Hundreds of people marched through the streets of Sacramento Saturday morning to show their support for black women and the issues they face in their families, communities and society.
The second annual Black Women's March was hosted by Sacramento's Black Women United organization and the theme was "Can I live?"
"I wake up angry everyday, and I can't get out of my own skin to save me," said Jasmine Robinson, who stood amongst the crowd rallied outside of the Capitol. She held a large sign that read "Stop Killing Us" and featured photos of black women.
Imani Mitchell, president and founder of Black Women United, explained the event's theme in an op-ed for The Bee.
"Are we, black women, allowed to live full, free lives? When we look at the news and the statistics, the answer is no," wrote Mitchell, whose local nonprofit organization is dedicated to the education, protection and advancement of all black women. “'Can I live?' is born from the frustration that for too many of us, this country doesn’t protect us in the way our Constitution promises."
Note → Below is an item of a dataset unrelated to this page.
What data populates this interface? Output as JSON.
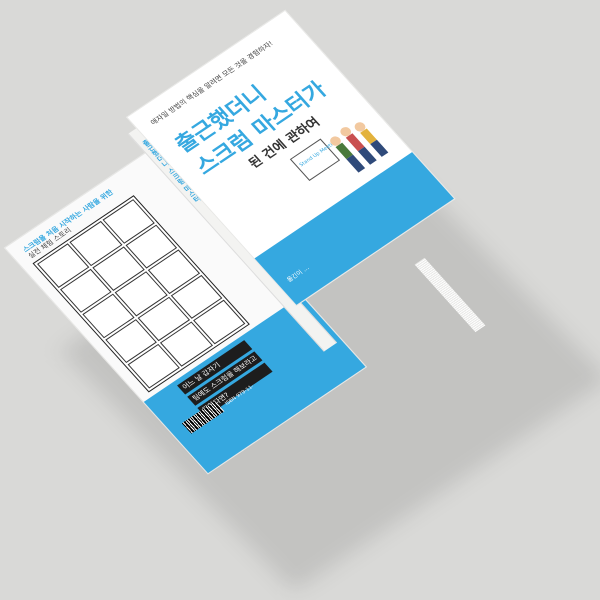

The event began at Crocker Park around 9 a.m. and ended at the Capitol for a rally on the west steps, where performers and speakers advocated for the empowerment of black women. There were about 20 booths offering services and information, along with an area where children played with hula hoops, jump ropes and a large, colorful parachute.
Speakers and performers talked about how black women are abused, their bodies sexualized and they are undervalued in society.
"These gatherings are important for us," California state Sen. Holly Mitchell, D-Los Angeles, told the crowd just steps away from where she works. "These multi-generational gatherings, where we proudly proclaim that we are black women and you should trust us, are important for the world."
Holly Mitchell, who described herself as first and foremost a black woman and a black mother of a black son, talked about what it was like for her and other black women to get up every day. She said that black women need to connect with each other and the resources available to them so they can "find a way" forward and also through these "trying political times."
"What is it going to take for us to sustain the fight that we have to engage in everyday for our survival, the survival of our children and the survival of our communities," the senator asked the crowd. "We are going to 'find a way' by supporting each other, by staying healthy ourselves, by investing in our communities, by voting."
It was nice to see everybody joining together and having a good time, said Keia Kodama, who was at the event to support and show love and unity for all women, especially black women.
"I think that we all don't get together like this enough," Kodama said. "To just come as a community."